sync is a standard system call in the Unix operating system, which commits to disk all data in the kernel filesystem buffers, i.e., data which has been scheduled for writing via low-level I/O system calls. Note that higher-level I/O layers such as stdio may maintain separate buffers of their own gym fanny pack.
As a function in C, the
sync() call is typically declared as
void sync(void) in
<unistd.h>. The system call is also available via a command line utility also called sync, and similarly named functions in other languages such as Perl and NodeJS (in the fs module).
The related system call
fsync() commits just the buffered data relating to a specified file descriptor.
fdatasync() is also available to write out just the changes made to the data in the file, and not necessarily the file’s related metadata.
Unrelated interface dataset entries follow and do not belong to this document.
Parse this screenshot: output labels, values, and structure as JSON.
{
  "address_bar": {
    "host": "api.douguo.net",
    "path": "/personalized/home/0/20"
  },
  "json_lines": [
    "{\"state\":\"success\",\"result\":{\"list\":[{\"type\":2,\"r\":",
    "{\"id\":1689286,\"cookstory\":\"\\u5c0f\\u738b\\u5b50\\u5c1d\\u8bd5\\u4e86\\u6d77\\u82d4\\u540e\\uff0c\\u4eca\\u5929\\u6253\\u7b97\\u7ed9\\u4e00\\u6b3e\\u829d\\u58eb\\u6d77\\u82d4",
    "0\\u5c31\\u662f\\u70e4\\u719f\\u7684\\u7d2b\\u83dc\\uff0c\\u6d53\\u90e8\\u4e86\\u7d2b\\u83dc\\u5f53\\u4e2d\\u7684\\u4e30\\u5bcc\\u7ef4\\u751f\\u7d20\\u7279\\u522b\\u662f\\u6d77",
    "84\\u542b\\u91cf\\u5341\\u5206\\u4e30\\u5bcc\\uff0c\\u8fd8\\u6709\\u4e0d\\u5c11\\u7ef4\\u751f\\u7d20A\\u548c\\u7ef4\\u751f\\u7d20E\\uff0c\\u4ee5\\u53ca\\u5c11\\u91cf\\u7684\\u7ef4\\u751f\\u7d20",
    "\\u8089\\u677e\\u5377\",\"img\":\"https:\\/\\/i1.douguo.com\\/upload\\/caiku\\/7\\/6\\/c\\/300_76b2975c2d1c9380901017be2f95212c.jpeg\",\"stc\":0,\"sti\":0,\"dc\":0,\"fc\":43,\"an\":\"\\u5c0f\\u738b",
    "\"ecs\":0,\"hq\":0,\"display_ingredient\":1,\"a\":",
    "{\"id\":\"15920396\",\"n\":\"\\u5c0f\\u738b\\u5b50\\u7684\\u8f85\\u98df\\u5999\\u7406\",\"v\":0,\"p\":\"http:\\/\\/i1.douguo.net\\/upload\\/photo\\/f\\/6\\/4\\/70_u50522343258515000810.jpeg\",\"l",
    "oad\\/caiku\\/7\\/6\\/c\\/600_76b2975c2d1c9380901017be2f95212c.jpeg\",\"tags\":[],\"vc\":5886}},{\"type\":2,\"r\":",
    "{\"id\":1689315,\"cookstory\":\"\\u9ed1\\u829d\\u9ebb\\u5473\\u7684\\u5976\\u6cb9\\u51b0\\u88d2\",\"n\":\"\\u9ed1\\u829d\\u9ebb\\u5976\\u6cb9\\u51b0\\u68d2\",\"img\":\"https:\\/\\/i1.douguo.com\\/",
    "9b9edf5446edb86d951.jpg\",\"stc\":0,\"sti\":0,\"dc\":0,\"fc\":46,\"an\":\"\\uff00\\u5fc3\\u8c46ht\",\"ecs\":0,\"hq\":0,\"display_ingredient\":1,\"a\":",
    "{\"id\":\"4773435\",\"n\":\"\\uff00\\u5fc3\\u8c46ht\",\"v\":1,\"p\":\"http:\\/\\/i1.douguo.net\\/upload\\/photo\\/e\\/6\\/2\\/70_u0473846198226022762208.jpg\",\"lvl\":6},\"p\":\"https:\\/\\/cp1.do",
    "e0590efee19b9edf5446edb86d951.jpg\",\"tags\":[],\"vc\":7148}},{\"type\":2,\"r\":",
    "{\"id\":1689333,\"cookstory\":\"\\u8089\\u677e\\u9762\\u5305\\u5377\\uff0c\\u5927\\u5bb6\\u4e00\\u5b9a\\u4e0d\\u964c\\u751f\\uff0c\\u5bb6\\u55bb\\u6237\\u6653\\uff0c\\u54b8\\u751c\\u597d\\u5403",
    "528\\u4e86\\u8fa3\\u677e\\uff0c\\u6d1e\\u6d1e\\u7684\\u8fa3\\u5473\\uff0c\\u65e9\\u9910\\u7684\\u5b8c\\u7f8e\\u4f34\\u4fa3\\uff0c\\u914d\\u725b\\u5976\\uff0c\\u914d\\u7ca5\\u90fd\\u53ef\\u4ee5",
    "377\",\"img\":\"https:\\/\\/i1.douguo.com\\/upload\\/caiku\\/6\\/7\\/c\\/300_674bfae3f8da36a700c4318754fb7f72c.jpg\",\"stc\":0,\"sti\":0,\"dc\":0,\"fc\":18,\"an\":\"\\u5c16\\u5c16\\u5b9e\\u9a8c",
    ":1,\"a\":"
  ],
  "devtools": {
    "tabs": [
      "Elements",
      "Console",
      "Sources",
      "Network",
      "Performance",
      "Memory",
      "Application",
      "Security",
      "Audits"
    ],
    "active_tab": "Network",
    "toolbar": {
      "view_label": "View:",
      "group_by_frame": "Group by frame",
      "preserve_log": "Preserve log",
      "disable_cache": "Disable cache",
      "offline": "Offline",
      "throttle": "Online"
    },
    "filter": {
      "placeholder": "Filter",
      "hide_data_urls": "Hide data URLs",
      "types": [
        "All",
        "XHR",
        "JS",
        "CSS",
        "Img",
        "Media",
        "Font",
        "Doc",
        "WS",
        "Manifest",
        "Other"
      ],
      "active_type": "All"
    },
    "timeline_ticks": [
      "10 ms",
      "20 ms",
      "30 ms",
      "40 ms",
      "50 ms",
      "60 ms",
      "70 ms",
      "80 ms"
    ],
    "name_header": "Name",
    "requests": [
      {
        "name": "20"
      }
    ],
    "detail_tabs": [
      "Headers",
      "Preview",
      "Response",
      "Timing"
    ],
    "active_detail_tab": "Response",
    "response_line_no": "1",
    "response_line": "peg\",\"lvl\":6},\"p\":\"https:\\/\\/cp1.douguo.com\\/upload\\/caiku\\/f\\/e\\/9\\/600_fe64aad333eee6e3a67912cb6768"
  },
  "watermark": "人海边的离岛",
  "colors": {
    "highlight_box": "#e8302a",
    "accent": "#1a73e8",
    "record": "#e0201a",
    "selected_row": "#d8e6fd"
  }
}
Unix systems typically run some kind of flush or update daemon, which calls the sync function on a regular basis. On some systems, the cron daemon does this, and on Linux it’s handled by the pdflush daemon. Buffers are also flushed when filesystems are unmounted or remounted read-only, for example prior to system shutdown.
In order to provide proper durability, databases need to use some form of sync in order to make sure the information written has made it to non-volatile storage rather than just being stored in a memory-based write cache that would be lost if power failed. PostgreSQL for example may use a variety of different sync calls how to tender beef, including
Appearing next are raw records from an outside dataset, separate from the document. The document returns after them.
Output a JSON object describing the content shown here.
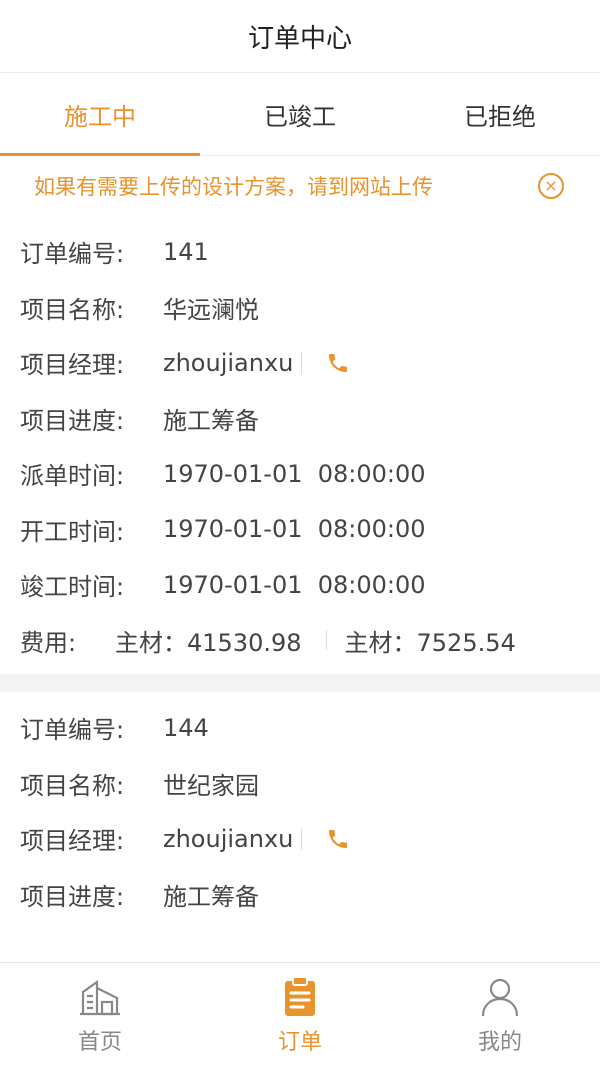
{
  "header": {
    "title": "订单中心"
  },
  "tabs": [
    {
      "label": "施工中"
    },
    {
      "label": "已竣工"
    },
    {
      "label": "已拒绝"
    }
  ],
  "notice": {
    "text": "如果有需要上传的设计方案，请到网站上传",
    "close_symbol": "×"
  },
  "labels": {
    "order_no": "订单编号:",
    "project_name": "项目名称:",
    "project_manager": "项目经理:",
    "progress": "项目进度:",
    "dispatch_time": "派单时间:",
    "start_time": "开工时间:",
    "complete_time": "竣工时间:",
    "fee": "费用:"
  },
  "orders": [
    {
      "order_no": "141",
      "project_name": "华远澜悦",
      "project_manager": "zhoujianxu",
      "progress": "施工筹备",
      "dispatch_time": "1970-01-01  08:00:00",
      "start_time": "1970-01-01  08:00:00",
      "complete_time": "1970-01-01  08:00:00",
      "fee_main": "主材：41530.98",
      "fee_aux": "主材：7525.54"
    },
    {
      "order_no": "144",
      "project_name": "世纪家园",
      "project_manager": "zhoujianxu",
      "progress": "施工筹备"
    }
  ],
  "bottom_nav": [
    {
      "label": "首页",
      "icon": "building-icon"
    },
    {
      "label": "订单",
      "icon": "clipboard-icon"
    },
    {
      "label": "我的",
      "icon": "user-icon"
    }
  ],
  "colors": {
    "accent": "#e8932b",
    "text": "#444444",
    "muted": "#888888"
  }
}
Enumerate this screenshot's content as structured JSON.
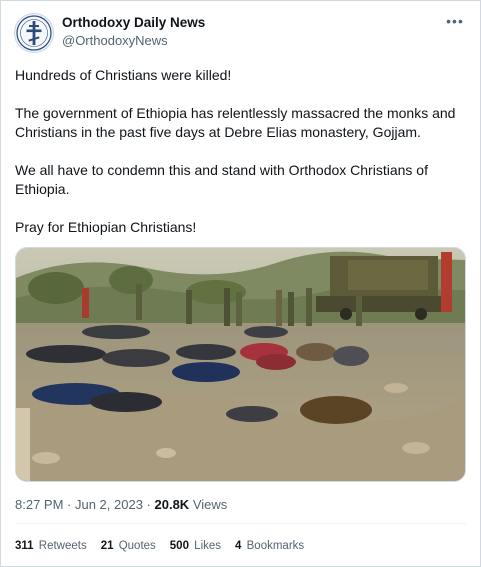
{
  "author": {
    "name": "Orthodoxy Daily News",
    "handle": "@OrthodoxyNews"
  },
  "more_icon": "more-horizontal-icon",
  "tweet": {
    "paragraphs": [
      "Hundreds of Christians were killed!",
      "The government of Ethiopia has relentlessly massacred the monks and Christians in the past five days at Debre Elias monastery, Gojjam.",
      "We all have to condemn this and stand with Orthodox Christians of Ethiopia.",
      "Pray for Ethiopian Christians!"
    ]
  },
  "meta": {
    "time": "8:27 PM",
    "sep": " · ",
    "date": "Jun 2, 2023",
    "views_count": "20.8K",
    "views_label": "Views"
  },
  "stats": {
    "retweets_count": "311",
    "retweets_label": "Retweets",
    "quotes_count": "21",
    "quotes_label": "Quotes",
    "likes_count": "500",
    "likes_label": "Likes",
    "bookmarks_count": "4",
    "bookmarks_label": "Bookmarks"
  },
  "colors": {
    "text": "#0f1419",
    "secondary": "#536471",
    "border": "#cfd9de"
  }
}
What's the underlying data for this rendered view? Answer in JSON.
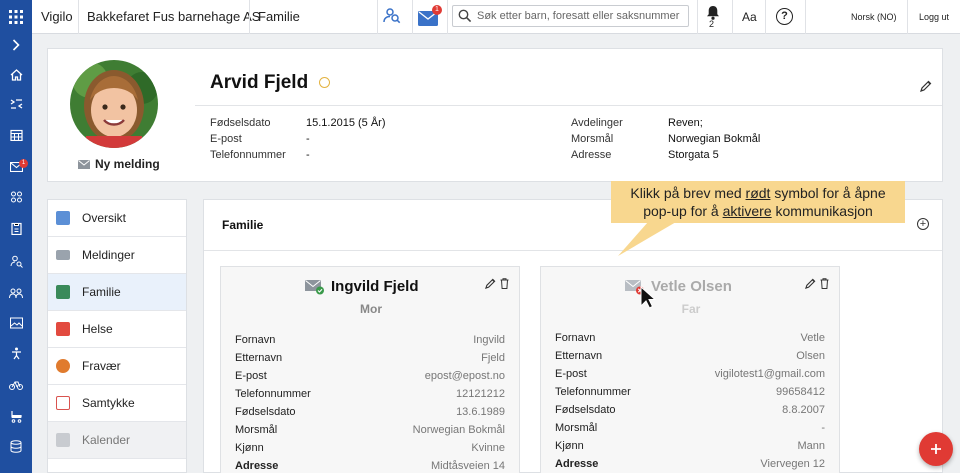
{
  "app": {
    "name": "Vigilo",
    "institution": "Bakkefaret Fus barnehage AS",
    "section": "Familie"
  },
  "topbar": {
    "message_badge": "1",
    "search_placeholder": "Søk etter barn, foresatt eller saksnummer",
    "bell_count": "2",
    "font_size_label": "Aa",
    "help_label": "?",
    "language": "Norsk (NO)",
    "logout": "Logg ut"
  },
  "sidebar": {
    "message_badge": "1",
    "icons": [
      "chevron-right-icon",
      "home-icon",
      "checkin-icon",
      "calendar-icon",
      "mail-icon",
      "groups-icon",
      "clipboard-icon",
      "person-search-icon",
      "group-icon",
      "image-icon",
      "accessibility-icon",
      "bike-icon",
      "stroller-icon",
      "database-icon"
    ]
  },
  "profile": {
    "name": "Arvid Fjeld",
    "new_message": "Ny melding",
    "fields_left": [
      {
        "label": "Fødselsdato",
        "value": "15.1.2015 (5 År)"
      },
      {
        "label": "E-post",
        "value": "-"
      },
      {
        "label": "Telefonnummer",
        "value": "-"
      }
    ],
    "fields_right": [
      {
        "label": "Avdelinger",
        "value": "Reven;"
      },
      {
        "label": "Morsmål",
        "value": "Norwegian Bokmål"
      },
      {
        "label": "Adresse",
        "value": "Storgata 5"
      }
    ]
  },
  "nav": {
    "items": [
      {
        "label": "Oversikt",
        "color": "#5b8fd6"
      },
      {
        "label": "Meldinger",
        "color": "#9aa3ad"
      },
      {
        "label": "Familie",
        "color": "#3a8a5a"
      },
      {
        "label": "Helse",
        "color": "#e24a3f"
      },
      {
        "label": "Fravær",
        "color": "#e07b2e"
      },
      {
        "label": "Samtykke",
        "color": "#d9534f"
      },
      {
        "label": "Kalender",
        "color": "#c8cbd0"
      }
    ]
  },
  "family": {
    "title": "Familie",
    "tooltip": {
      "line1_pre": "Klikk på brev med ",
      "line1_u": "rødt",
      "line1_post": " symbol for å åpne",
      "line2_pre": "pop-up for å ",
      "line2_u": "aktivere",
      "line2_post": " kommunikasjon"
    },
    "parents": [
      {
        "name": "Ingvild Fjeld",
        "role": "Mor",
        "rows": [
          {
            "k": "Fornavn",
            "v": "Ingvild"
          },
          {
            "k": "Etternavn",
            "v": "Fjeld"
          },
          {
            "k": "E-post",
            "v": "epost@epost.no"
          },
          {
            "k": "Telefonnummer",
            "v": "12121212"
          },
          {
            "k": "Fødselsdato",
            "v": "13.6.1989"
          },
          {
            "k": "Morsmål",
            "v": "Norwegian Bokmål"
          },
          {
            "k": "Kjønn",
            "v": "Kvinne"
          },
          {
            "k": "Adresse",
            "v": "Midtåsveien 14"
          }
        ]
      },
      {
        "name": "Vetle Olsen",
        "role": "Far",
        "rows": [
          {
            "k": "Fornavn",
            "v": "Vetle"
          },
          {
            "k": "Etternavn",
            "v": "Olsen"
          },
          {
            "k": "E-post",
            "v": "vigilotest1@gmail.com"
          },
          {
            "k": "Telefonnummer",
            "v": "99658412"
          },
          {
            "k": "Fødselsdato",
            "v": "8.8.2007"
          },
          {
            "k": "Morsmål",
            "v": "-"
          },
          {
            "k": "Kjønn",
            "v": "Mann"
          },
          {
            "k": "Adresse",
            "v": "Viervegen 12"
          }
        ]
      }
    ]
  },
  "colors": {
    "brand_blue": "#1f4fa0",
    "accent_red": "#e03a34",
    "tooltip_bg": "#f8d78f",
    "active_nav": "#e9f1fb"
  }
}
fdatasync(), in order for commits to be durable. Unfortunately, for any single client writing a series of records, a rotating hard drive can only commit once per rotation, which makes for at best a few hundred such commits per second. Turning off the fsync requirement can therefore greatly improve commit performance, but at the expense of potentially introducing database corruption after a crash.
Databases also employ log files (typically much smaller than the main data files) that have information about recent changes, such that changes can be reliably redone in case of crash; then the main data files can be synced less often.
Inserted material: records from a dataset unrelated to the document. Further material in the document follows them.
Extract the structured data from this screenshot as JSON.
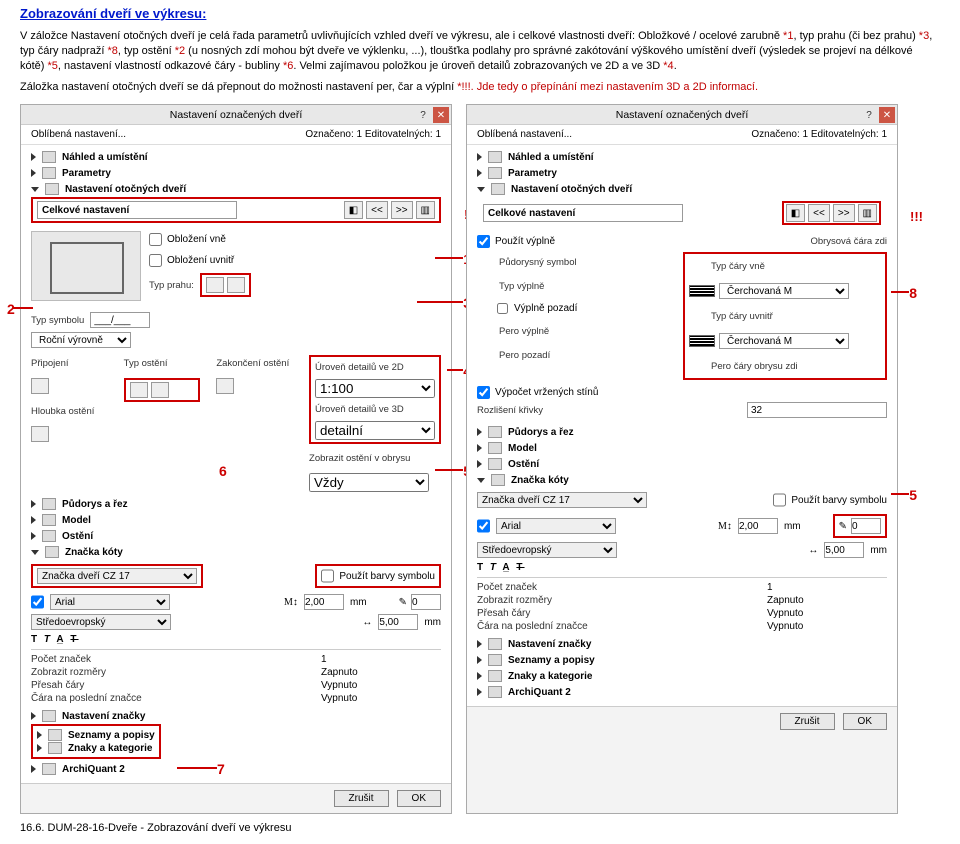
{
  "title": "Zobrazování dveří ve výkresu:",
  "para1": "V záložce Nastavení otočných dveří je celá řada parametrů uvlivňujících vzhled dveří ve výkresu, ale i celkové vlastnosti dveří: Obložkové / ocelové zarubně ",
  "sp1": "*1",
  "para1b": ", typ prahu (či bez prahu) ",
  "sp3": "*3",
  "para1c": ", typ čáry nadpraží ",
  "sp8": "*8",
  "para1d": ", typ ostění ",
  "sp2": "*2",
  "para1e": " (u nosných zdí mohou být dveře ve výklenku, ...), tloušťka podlahy pro správné zakótování výškového umístění dveří (výsledek se projeví na délkové kótě) ",
  "sp5": "*5",
  "para1f": ", nastavení vlastností odkazové čáry - bubliny ",
  "sp6": "*6",
  "para1g": ". Velmi zajímavou položkou je úroveň detailů zobrazovaných ve 2D a ve 3D ",
  "sp4": "*4",
  "para1h": ".",
  "para2a": "Záložka nastavení otočných dveří se dá přepnout do možnosti nastavení per, čar a výplní ",
  "para2b": "*!!!. Jde tedy o přepínání mezi nastavením 3D a 2D informací.",
  "dlg": {
    "title": "Nastavení označených dveří",
    "topLeft": "Oblíbená nastavení...",
    "topRight": "Označeno: 1 Editovatelných: 1",
    "s1": "Náhled a umístění",
    "s2": "Parametry",
    "s3": "Nastavení otočných dveří",
    "celkove": "Celkové nastavení",
    "btn_ll": "<<",
    "btn_rr": ">>",
    "chk1": "Obložení vně",
    "chk2": "Obložení uvnitř",
    "typsymbolu": "Typ symbolu",
    "typsymbolu_v": "___/___",
    "rocni": "Roční výrovně",
    "typprahu": "Typ prahu:",
    "pripojeni": "Připojení",
    "typosteni": "Typ ostění",
    "zakonceni": "Zakončení ostění",
    "urovni2d": "Úroveň detailů ve 2D",
    "urovni2d_v": "1:100",
    "urovni3d": "Úroveň detailů ve 3D",
    "urovni3d_v": "detailní",
    "zobrazit_ost": "Zobrazit ostění v obrysu",
    "zobrazit_ost_v": "Vždy",
    "hloubka": "Hloubka ostění",
    "sec_pudorys": "Půdorys a řez",
    "sec_model": "Model",
    "sec_osteni": "Ostění",
    "sec_znacka": "Značka kóty",
    "znacka_name": "Značka dveří CZ 17",
    "pouzit_barvy": "Použít barvy symbolu",
    "font": "Arial",
    "m_val": "2,00",
    "mm": "mm",
    "stred": "Středoevropský",
    "mm_v2": "5,00",
    "pocet": "Počet značek",
    "pocet_v": "1",
    "zobr_roz": "Zobrazit rozměry",
    "zobr_roz_v": "Zapnuto",
    "presah": "Přesah čáry",
    "presah_v": "Vypnuto",
    "cara_posl": "Čára na poslední značce",
    "cara_posl_v": "Vypnuto",
    "sec_nastznacky": "Nastavení značky",
    "sec_sezn": "Seznamy a popisy",
    "sec_znakykat": "Znaky a kategorie",
    "sec_archi": "ArchiQuant 2",
    "cancel": "Zrušit",
    "ok": "OK",
    "pen_val": "0"
  },
  "dlg2": {
    "pouzit_vyplne": "Použít výplně",
    "obrys_cara": "Obrysová čára zdi",
    "pudorys_symbol": "Půdorysný symbol",
    "typ_vyplne": "Typ výplně",
    "vyplne_pozadi": "Výplně pozadí",
    "pero_vyplne": "Pero výplně",
    "pero_pozadi": "Pero pozadí",
    "vypocet_stinu": "Výpočet vržených stínů",
    "rozliseni_kr": "Rozlišení křivky",
    "rozliseni_v": "32",
    "cary_vne": "Typ čáry vně",
    "cerchM": "Čerchovaná M",
    "cary_uvnitr": "Typ čáry uvnitř",
    "cerchM2": "Čerchovaná M",
    "pero_obrys": "Pero čáry obrysu zdi"
  },
  "callouts": {
    "c1": "1",
    "c2": "2",
    "c3": "3",
    "c4": "4",
    "c5": "5",
    "c6": "6",
    "c7": "7",
    "c8": "8",
    "ex": "!!!"
  },
  "footer": "16.6. DUM-28-16-Dveře - Zobrazování dveří ve výkresu"
}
Hard disks may default to using their own volatile write cache to buffer writes, which greatly improves performance while introducing a potential for lost writes. (Tools such as hdparm -F will instruct the HDD controller to flush the on-drive write cache buffer.) The performance impact of turning caching off is so large that even the normally conservative FreeBSD community rejected disabling write caching by default in FreeBSD 4.3.
In SCSI and in SATA with Native Command Queuing (but not in plain ATA, even with TCQ) the host can specify whether it wants to be notified of completion when the data hits the disk’s platters or when it hits the disk’s buffer (on-board cache). Assuming a correct hardware implementation, this feature allows the disk’s on-board cache to be used while guaranteeing correct semantics for system calls like
fsync. This hardware feature is called Force Unit Access (FUA) and it allows consistency with less overhead than flushing the entire cache as done for ATA (or SATA non-NCQ) disks. Although Linux enabled NCQ around 2007, it did not enable SATA/NCQ FUA until 2012, citing lack of support in the early drives.
fsync has been found to slow down performance of Firefox 3.0; the call was introduced in order to guarantee the integrity of the embedded sqlite database. Linux Foundation chief technical officer Theodore Ts’o claims there is no need to “fear fsync”, and that the real cause of Firefox 3 slowdown is the excessive use of
fsync. He also concedes however (quoting Mike Shaver) that “On some rather common Linux configurations slim waist pack, especially using the ext3 filesystem in the “data=ordered” mode, calling fsync doesn’t just flush out the data for the file it’s called on, but rather on all the buffered data for that filesystem.”